While the current phase of the Israeli onslaught against Gaza began in 2006 after Hamas won Palestinian legislative council elections, and was strengthened in 2007 with a crippling siege implemented by Israel and Egypt on Gaza, the current assault began mid-June with the disappearance of three settlers in the West Bank. Although the Israeli government knew the three were already dead, they kept this from the public and, instead, used the kidnappings as a pretext to launch a massive crackdown in the West Bank. Eight Palestinians were killed; 700, mostly Hamas members, were arrested, including fifty-two that had been released as part of a prisoner exchange in 2011; houses and offices were raided; and the homes of those suspected of the kidnappings were demolished. Illegal under international law, Israel often conducts such instances of collective punishment.
From the outset, the main objective of the Israeli operation was: 1) to deal a forceful blow against Hamas – particularly in the West Bank, and 2) to generate tension between Hamas and Fatah, and thus force a dissolution of the unity government formed weeks earlier.
Early Monday, 7 July, Israel launched a strike on Gaza, killing seven. Responding to that strike, and to the West Bank repression, Hamas and other groups in Gaza launched a series of rockets into Israel. On 8 July, Israel announced ‘Operation Protective Edge’ against Gaza, with the objective of destroying the weapons stocks of resistance groups. More than 260 Gazans have been killed, ninety per cent of them civilians; scores of homes had been razed; schools, mosques and hospitals bombed; and more than 100 000 people displaced, giving a lie to Israeli claims that it is striking ‘terror’ targets. These attacks against civilian infrastructure and homes are illegal under international law.

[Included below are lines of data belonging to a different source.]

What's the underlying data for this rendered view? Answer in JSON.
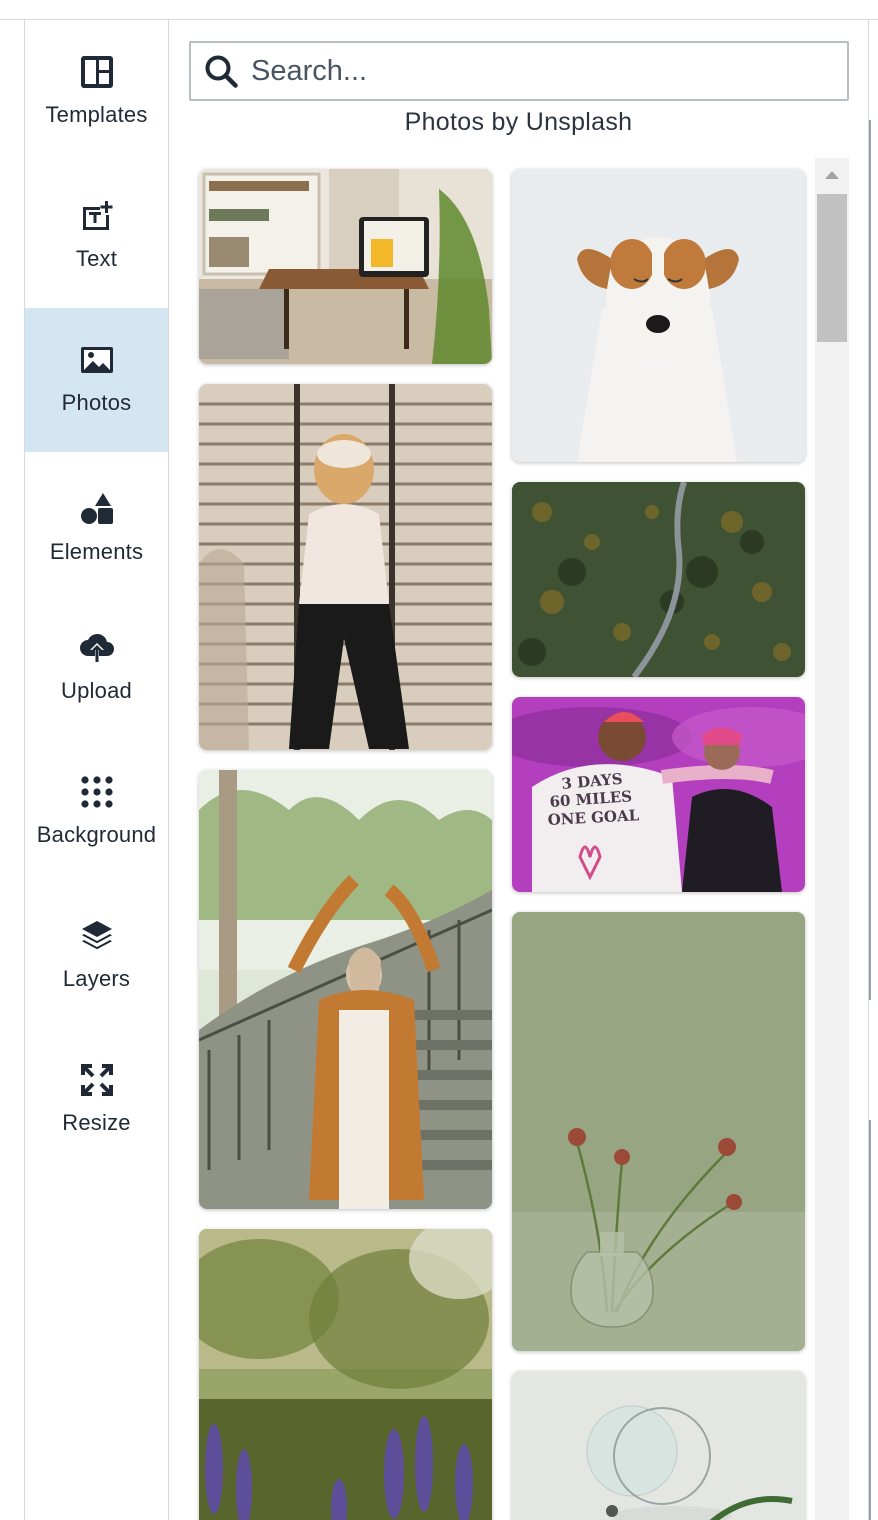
{
  "sidebar": {
    "items": [
      {
        "label": "Templates",
        "icon": "layout-template-icon",
        "active": false
      },
      {
        "label": "Text",
        "icon": "text-add-icon",
        "active": false
      },
      {
        "label": "Photos",
        "icon": "image-icon",
        "active": true
      },
      {
        "label": "Elements",
        "icon": "shapes-icon",
        "active": false
      },
      {
        "label": "Upload",
        "icon": "cloud-upload-icon",
        "active": false
      },
      {
        "label": "Background",
        "icon": "dots-grid-icon",
        "active": false
      },
      {
        "label": "Layers",
        "icon": "layers-icon",
        "active": false
      },
      {
        "label": "Resize",
        "icon": "resize-arrows-icon",
        "active": false
      }
    ]
  },
  "search": {
    "placeholder": "Search...",
    "value": ""
  },
  "panel": {
    "caption": "Photos by Unsplash"
  },
  "photos": {
    "left_column": [
      {
        "subject": "desk-tablet-living-room"
      },
      {
        "subject": "woman-curly-hair-hat"
      },
      {
        "subject": "woman-hijab-stairs"
      },
      {
        "subject": "purple-lupine-flowers"
      }
    ],
    "right_column": [
      {
        "subject": "jack-russell-dog"
      },
      {
        "subject": "aerial-forest-road"
      },
      {
        "subject": "pink-walk-hug"
      },
      {
        "subject": "dried-flowers-vase"
      },
      {
        "subject": "glass-spheres-ferns"
      }
    ]
  },
  "colors": {
    "accent_active": "#d4e6f2",
    "text_primary": "#1f2a36",
    "scroll_thumb": "#c1c1c1"
  }
}
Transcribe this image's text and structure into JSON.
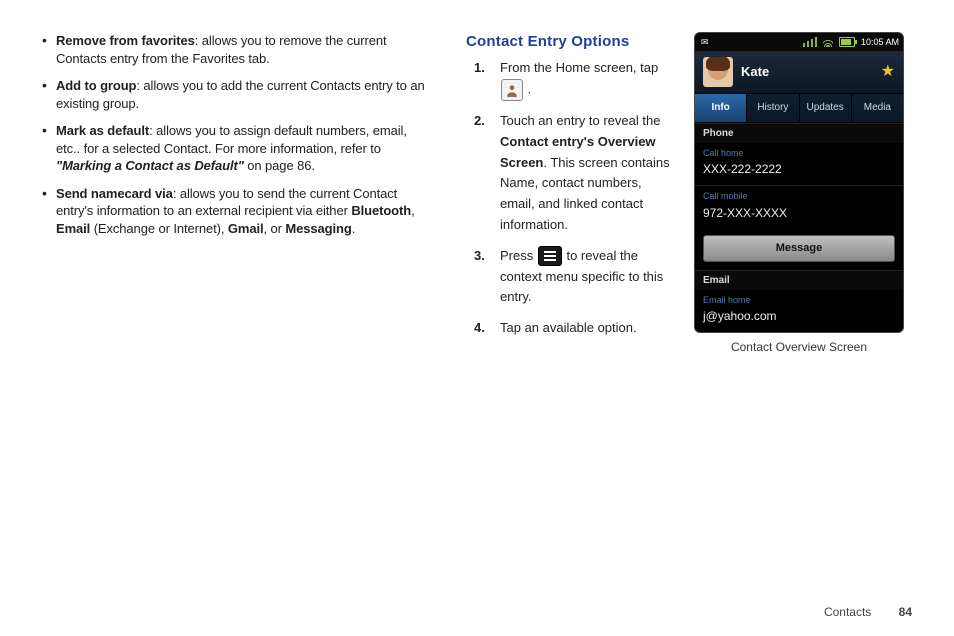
{
  "leftBullets": [
    {
      "term": "Remove from favorites",
      "desc": ": allows you to remove the current Contacts entry from the Favorites tab."
    },
    {
      "term": "Add to group",
      "desc": ": allows you to add the current Contacts entry to an existing group."
    },
    {
      "term": "Mark as default",
      "desc_pre": ": allows you to assign default numbers, email, etc.. for a selected Contact. For more information, refer to ",
      "desc_ref": "\"Marking a Contact as Default\"",
      "desc_post": "  on page 86."
    },
    {
      "term": "Send namecard via",
      "desc_pre": ": allows you to send the current Contact entry's information to an external recipient via either ",
      "b1": "Bluetooth",
      "sep1": ", ",
      "b2": "Email",
      "paren": " (Exchange or Internet), ",
      "b3": "Gmail",
      "sep2": ", or ",
      "b4": "Messaging",
      "tail": "."
    }
  ],
  "rightHeading": "Contact Entry Options",
  "steps": {
    "s1a": "From the Home screen, tap ",
    "s1b": ".",
    "s2a": "Touch an entry to reveal the ",
    "s2b": "Contact entry's Overview Screen",
    "s2c": ". This screen contains Name, contact numbers, email, and linked contact information.",
    "s3a": "Press ",
    "s3b": " to reveal the context menu specific to this entry.",
    "s4": "Tap an available option."
  },
  "phone": {
    "time": "10:05 AM",
    "name": "Kate",
    "tabs": [
      "Info",
      "History",
      "Updates",
      "Media"
    ],
    "sectionPhone": "Phone",
    "callHome": "Call home",
    "callHomeNum": "XXX-222-2222",
    "callMobile": "Call mobile",
    "callMobileNum": "972-XXX-XXXX",
    "messageBtn": "Message",
    "sectionEmail": "Email",
    "emailHome": "Email home",
    "emailVal": "j@yahoo.com"
  },
  "caption": "Contact Overview Screen",
  "footerSection": "Contacts",
  "footerPage": "84"
}
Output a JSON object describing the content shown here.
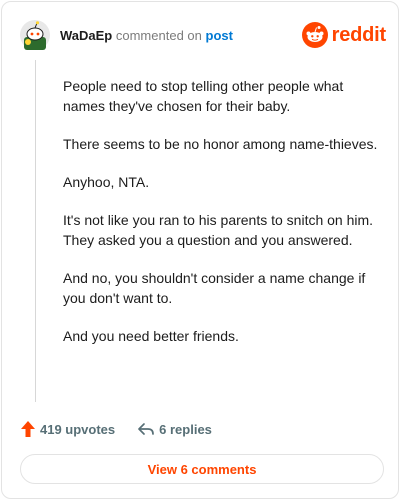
{
  "comment": {
    "author": "WaDaEp",
    "action_text": "commented on",
    "post_link_text": "post",
    "paragraphs": [
      "People need to stop telling other people what names they've chosen for their baby.",
      "There seems to be no honor among name-thieves.",
      "Anyhoo, NTA.",
      "It's not like you ran to his parents to snitch on him. They asked you a question and you answered.",
      "And no, you shouldn't consider a name change if you don't want to.",
      "And you need better friends."
    ],
    "upvotes_text": "419 upvotes",
    "replies_text": "6 replies"
  },
  "brand": {
    "name": "reddit",
    "icon": "reddit-logo-icon",
    "color": "#ff4500"
  },
  "footer": {
    "view_comments_label": "View 6 comments"
  },
  "colors": {
    "accent": "#ff4500",
    "link": "#0079d3",
    "muted": "#576f76"
  }
}
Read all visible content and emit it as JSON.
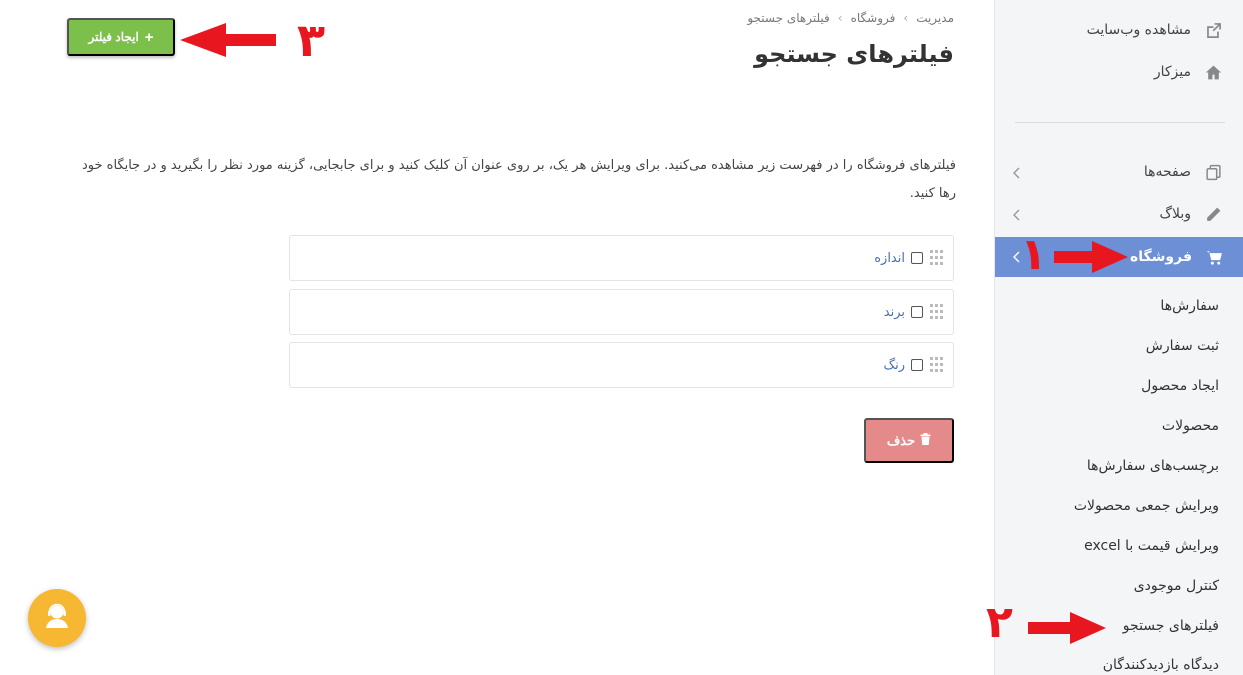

Hamas, Islamic Jihad, the Popular Front for the Liberation of Palestine and other groups continued firing rockets into Israel, resulting in one Israeli casualty. With the humanitarian situation getting dire, the Palestinian groups announced their willingness for a mediated ceasefire, but emphasised certain conditions. These included a lifting of the siege, the release of Palestinians who had previously been released from Israeli prisons in 2011 and were rearrested in the past month, Israel’s honouring the terms of the 2012 ceasefire agreement – which is has violated scores of times, and that Israel not interfere with the Palestinian unity government.
Then, suddenly, Egypt announced a ceasefire proposal which it insisted that Hamas must accept, and stressed that the terms of the agreement were not open to negotiation. The agreement had been drafted by former British prime minister, Tony Tony Blair, in consultation with Israel, the UK and the USA. Egypt hoped to impose it on Hamas, which said it had first heard about the proposal through the media. Considering that Gazans had not been consulted, that the draft ignored all Hamas’s conditions, and that the terms were worse for Gaza than the terms of the 2012 ceasefire deal, resistance groups in Gaza rejected the proposal. In general, civil society groups supported the rejection, arguing that if the siege were not lifted, there was no point to a ceasefire.
On Wednesday, 16 July, Hamas issued a revised list of ten demands. These included Israel’s freeing Palestinian prisoners detained in the past month; an end to the siege on Gaza; extension of the Gaza fishing zone; international monitoring of the Rafah border with Egypt; Israel’s commitment to a ten-year ceasefire; and Israel not intervening in internal Palestinian affairs.
Talks yesterday between Egypt, Israel, and Hamas, ended with no deal being concluded. Hamas is unlikely to accept any proposal that does not accede to at least some of its demands, and that establishes a process for lifting the siege. An additional problem for Hamas in the ceasefire discourse is the role of Egypt, which, since the Egyptian coup in July 2013, has persecuted the Palestinian movement, and wants Hamas liquidated.
Israel’s ground invasion of Gaza, which began last night, seeks to destroy most of weapons in Gaza, substantially weaken Hamas, and force the resistance movements to accept a ceasefire dictated by Israel, the USA and the UK, and presided over by Egypt. Despite the escalation of the Israeli attack, Gazans will attempt to withstand the onslaught and maintain their demand for a lifting of the siege. The alternative, they believe, would be capitulation and condemning themselves to the possibility of a long-term siege and periodic onslaughts similar to the current one, what Israelis call ‘mowing the lawn’.